Chiseled into stone, “Kindergarten” graces the south entrance of Welles Hall, the oldest building on campus. An owl, a symbol for knowledge, is sculpted above.
It is a lasting reminder that Welles, opened in 1932, was once the Winfield Holcomb School of Practice, a place where student teachers got experience teaching students. The building was converted to general use in 1969, though remnants of Holcomb, such as student lockers, remain.
The School of Practice had two kindergarten rooms off the south entrance. One of those is now the Walter Harding Room, a lounge and meeting room named after Harding, a longtime member of the English Department who was a world-renowned Henry David Thoreau expert. Professor of English Tom Greenfield is a fan of the room, and its ambiance.
The room has a fireplace, a large table and comfortable furniture. There’s plenty of space for poetry readings, department meetings and receptions. “There’s a charm to it,” Greenfield says. “There’s a coziness. Several departments consider it to be their space. Things get done here.”
Geneseo has the best sunsets in the world, and the best place to view them is from the gazebo, a structure created by architect Edgar Tafel, an apprentice of Frank Lloyd Wright. Tafel also designed the Brodie Fine Arts Building, MacVittie College Union and other campus buildings.

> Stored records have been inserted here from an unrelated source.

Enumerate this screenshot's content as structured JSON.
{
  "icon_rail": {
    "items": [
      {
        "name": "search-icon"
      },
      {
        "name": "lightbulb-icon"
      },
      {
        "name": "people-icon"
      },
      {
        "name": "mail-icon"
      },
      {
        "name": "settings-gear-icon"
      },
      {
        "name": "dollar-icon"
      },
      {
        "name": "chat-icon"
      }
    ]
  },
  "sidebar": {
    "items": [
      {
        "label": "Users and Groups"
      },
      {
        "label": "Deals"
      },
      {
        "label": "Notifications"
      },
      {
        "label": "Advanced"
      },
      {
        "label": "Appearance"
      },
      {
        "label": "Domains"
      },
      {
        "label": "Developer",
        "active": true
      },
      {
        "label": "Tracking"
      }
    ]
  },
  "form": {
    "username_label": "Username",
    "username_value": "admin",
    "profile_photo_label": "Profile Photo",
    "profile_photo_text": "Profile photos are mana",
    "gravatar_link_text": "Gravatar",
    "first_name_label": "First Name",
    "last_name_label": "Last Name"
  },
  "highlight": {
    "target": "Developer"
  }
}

The gazebo is a favorite location on campus. Alumni even return as they look to new phases in their lives. Katie Barnes ’10 and Adam Phillips ’08 met in Wayne Hall in 2007, and started dating. In August 2016, Adam surprised Katie by dropping to one knee and proposing in the gazebo; his brother Ryan Phillips ’19, photographed the event from the top of Sturges Hall.
Geneseo, says Adam Phillips, “remains an idyllic place for both of us, and even more so after our engagement there.”

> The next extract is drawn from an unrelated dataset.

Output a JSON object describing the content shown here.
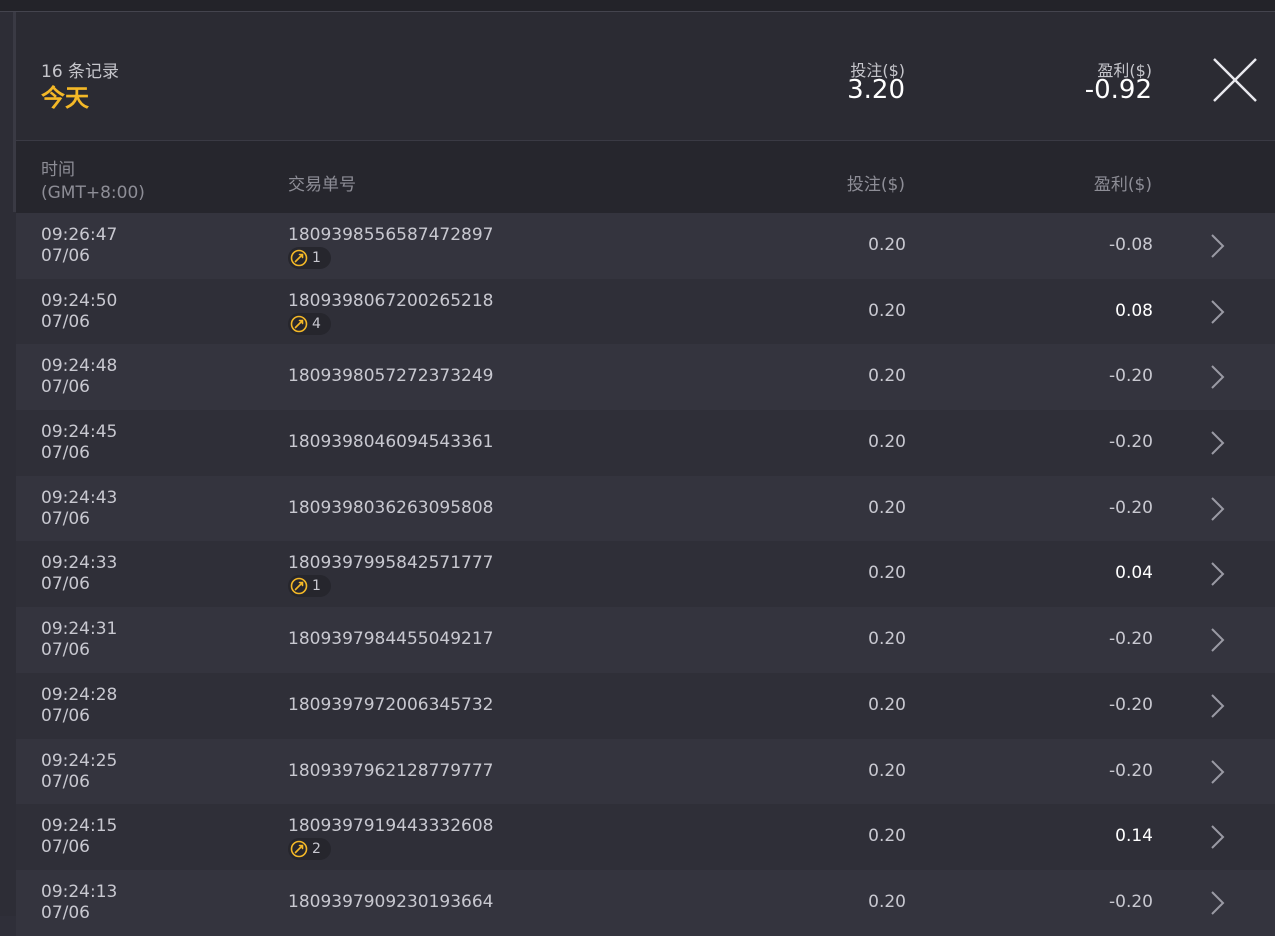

For Amy Potter Hartsough ’16 and her husband, Harrison Hartsough ’16, the gazebo was a calming place. Their favorite moments, he said, were when the “red and orange pastels” mingled after the sun was gone.
“It makes you look at something besides your need to read or study or speed onto the next event,” he says. “It was a spot that quiets you.”
In the Sturges Quad
“There is one spot on campus that makes me feel completely present,” says Sarah Frank, associate director of student life.”
That is the Sturges Quad.
“Depending on the season, there are flower petals, dry leaves, or water puddles on the path,” she says. “The lamplights or sun cast unique shadows on the paved walkway to the ivy-covered bridge. I just love that.”
The Sturges Quad is home to the Seuss Spruce, which resembles a Dr. Seuss tree illustration, after a 1991 snowstorm made it grow in a unique way.
An amble away, the Greek Tree, or painted tree, is coated in paint wielded by members of Greek organizations and other groups who paint their letters or promote their cause.
“It’s a physical manifestation of the pride that fraternities and sororities feel for their organizations,” says Bethany Hettinger, interim coordinator of fraternal life and off-campus services. “The tree is traditionally painted in the evening, after dark, so that it’s a surprise to the campus community the following day. Part of the tree’s tradition and mysticism is that you never actually see the tree getting painted, except when your own chapter paints it.”
Heidi Grossman Cambareri ’92 and her Sigma Kappa sisters painted it in 1990, after they became an official Greek organization on campus. All these years later, “it feels like a legacy, knowing that my paint and my sorority are there in the layers,” says Cambareri.
The painted tree tradition never fades. Thirty years after graduation, Joanne “Micki” Agresta ’80 was on campus to celebrate the Alpha Kappa Phi (AGO) 125th reunion. She and a handful of sisters bought paint supplies, and waited for nightfall to write AKPhi. Former President Christopher Dahl walked by, mid paint.
“We panicked, as if we were teenagers again getting caught by the principal!” says Agresta. “He was so gracious and came over and chatted with us. We laughed shared stories of our days at Geneseo. Our sorority had such an amazing bond. Fifty years later, we are still close as sisters could be. The tree symbolizes our bond, often made during our nights of guarding the tree until daybreak. Our memories of Geneseo are some of the best of our lives.”